For example, if you have a system running Debian 8.0 "jessie" and don't want to upgrade when Debian stretch releases, use 'jessie' instead of 'stable' for the distribution. If you always want to help test the testing release, use 'testing'. If you are tracking stretch and want to stay with it from testing to end of life, use 'stretch'.

Component

main consists of DFSG-compliant packages, which do not rely on software outside this area to operate. These are the only packages considered part of the Debian distribution.

contrib packages contain DFSG-compliant software, but have dependencies not in main (possibly packaged for Debian in non-free).

non-free contains software that does not comply with the DFSG.

Example sources.list for Debian 8 "Jessie"

deb http://httpredir.debian.org/debian jessie main
deb-src http://httpredir.debian.org/debian jessie main

deb http://httpredir.debian.org/debian jessie-updates main
deb-src http://httpredir.debian.org/debian jessie-updates main

deb http://security.debian.org/ jessie/updates main
deb-src http://security.debian.org/ jessie/updates main

You can use a GNOME tool to edit your sources.list file. (Menu System>Administration>Software Sources).

gksu --desktop /usr/share/applications/software-properties.desktop /usr/bin/software-properties-gtk

CD-ROM

If you'd rather use your CD-ROM for installing packages or updating your system automatically with APT, you can put it in your /etc/apt/sources.list.

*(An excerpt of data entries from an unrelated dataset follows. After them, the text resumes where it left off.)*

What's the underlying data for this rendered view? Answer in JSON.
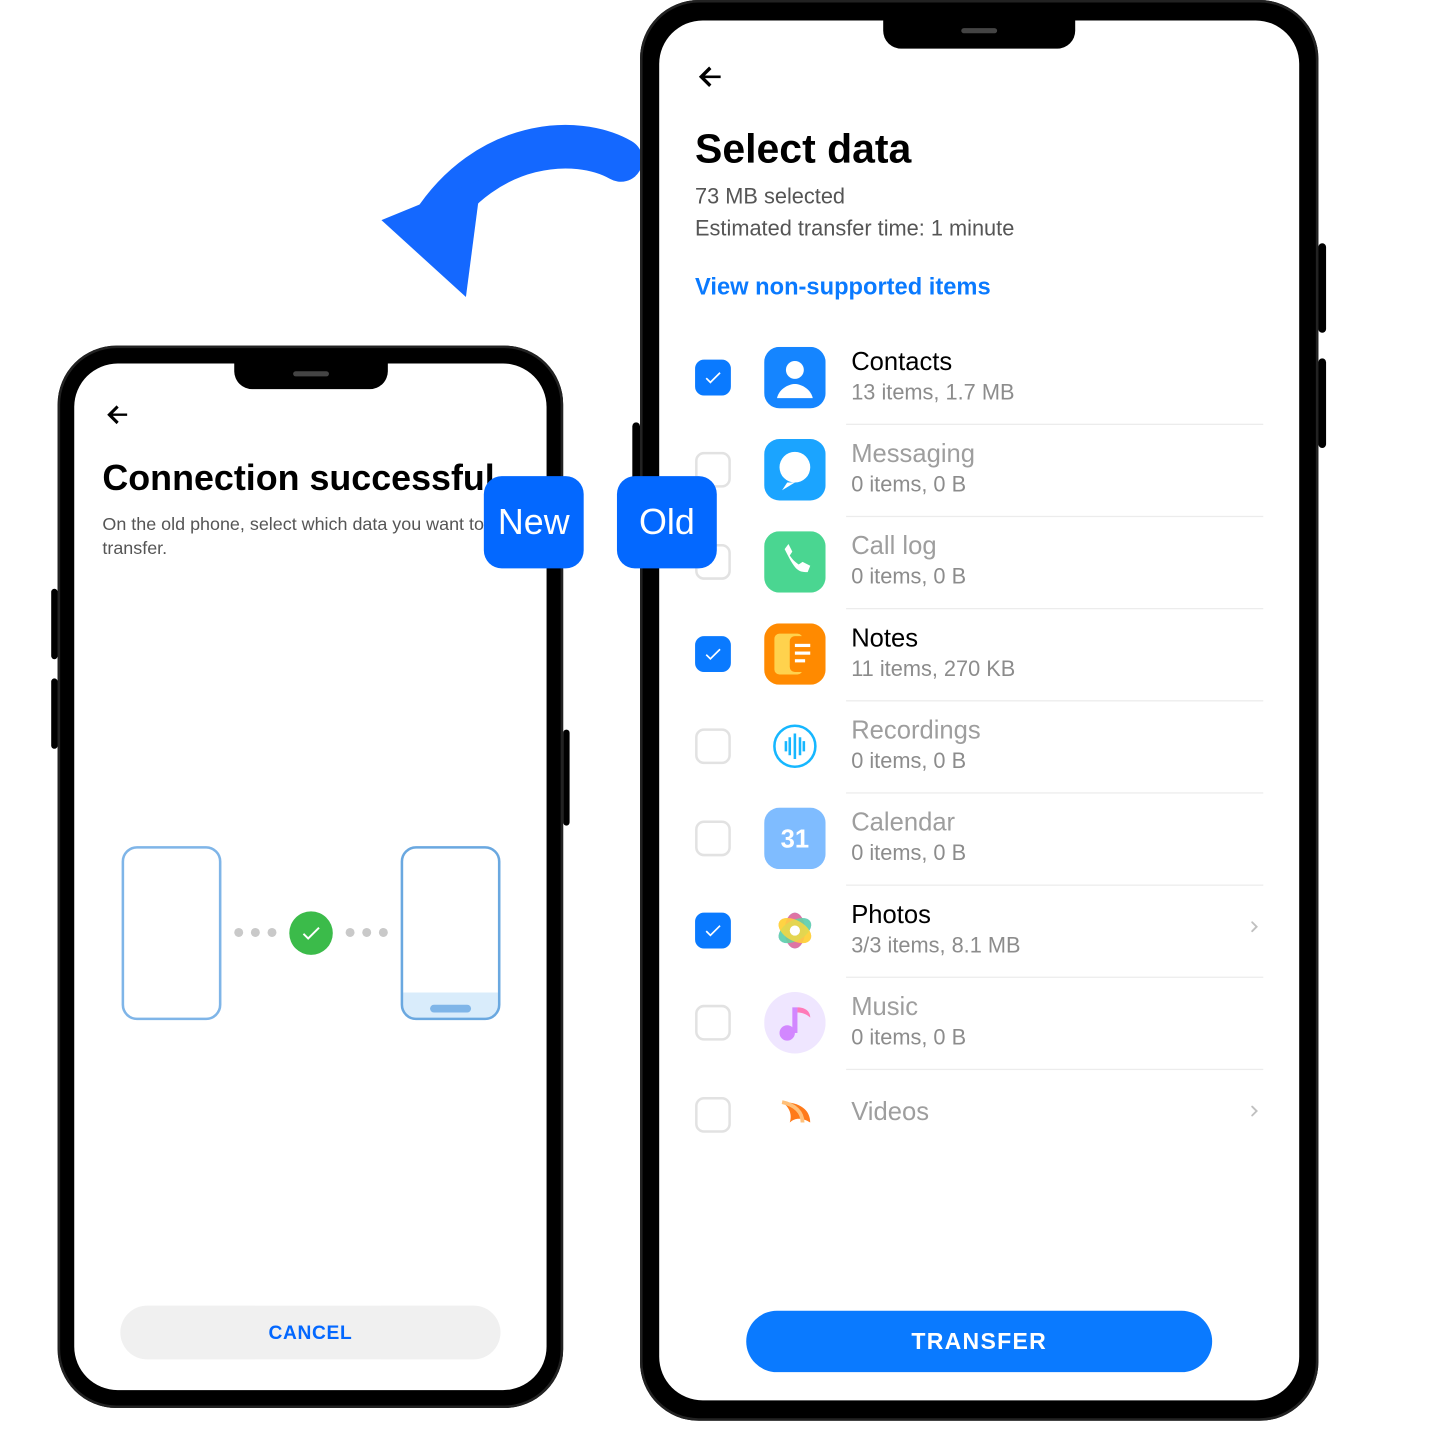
{
  "badges": {
    "new": "New",
    "old": "Old"
  },
  "left": {
    "title": "Connection successful",
    "subtitle": "On the old phone, select which data you want to transfer.",
    "cancel": "CANCEL"
  },
  "right": {
    "title": "Select data",
    "selected": "73 MB selected",
    "eta": "Estimated transfer time: 1 minute",
    "link": "View non-supported items",
    "transfer": "TRANSFER",
    "items": [
      {
        "icon": "contacts",
        "bg": "#1585ff",
        "title": "Contacts",
        "sub": "13 items, 1.7 MB",
        "checked": true,
        "chevron": false,
        "dim": false
      },
      {
        "icon": "messaging",
        "bg": "#1ba4ff",
        "title": "Messaging",
        "sub": "0 items, 0 B",
        "checked": false,
        "chevron": false,
        "dim": true
      },
      {
        "icon": "call",
        "bg": "#4ad691",
        "title": "Call log",
        "sub": "0 items, 0 B",
        "checked": false,
        "chevron": false,
        "dim": true
      },
      {
        "icon": "notes",
        "bg": "#ffb300",
        "title": "Notes",
        "sub": "11 items, 270 KB",
        "checked": true,
        "chevron": false,
        "dim": false
      },
      {
        "icon": "recordings",
        "bg": "#ffffff",
        "title": "Recordings",
        "sub": "0 items, 0 B",
        "checked": false,
        "chevron": false,
        "dim": true
      },
      {
        "icon": "calendar",
        "bg": "#7fbcff",
        "title": "Calendar",
        "sub": "0 items, 0 B",
        "checked": false,
        "chevron": false,
        "dim": true
      },
      {
        "icon": "photos",
        "bg": "#ffffff",
        "title": "Photos",
        "sub": "3/3 items, 8.1 MB",
        "checked": true,
        "chevron": true,
        "dim": false
      },
      {
        "icon": "music",
        "bg": "#f0eaff",
        "title": "Music",
        "sub": "0 items, 0 B",
        "checked": false,
        "chevron": false,
        "dim": true
      },
      {
        "icon": "videos",
        "bg": "#ffffff",
        "title": "Videos",
        "sub": "",
        "checked": false,
        "chevron": true,
        "dim": true
      }
    ]
  },
  "icons": {
    "calendar_day": "31"
  }
}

To do so, you can use the apt-cdrom program like this:

with the Debian CD-ROM in the drive.

You can use -d for the directory of the CD-ROM mount point or add a non-CD mount point (i.e. a USB keydrive).

More information


CategoryPackageManagement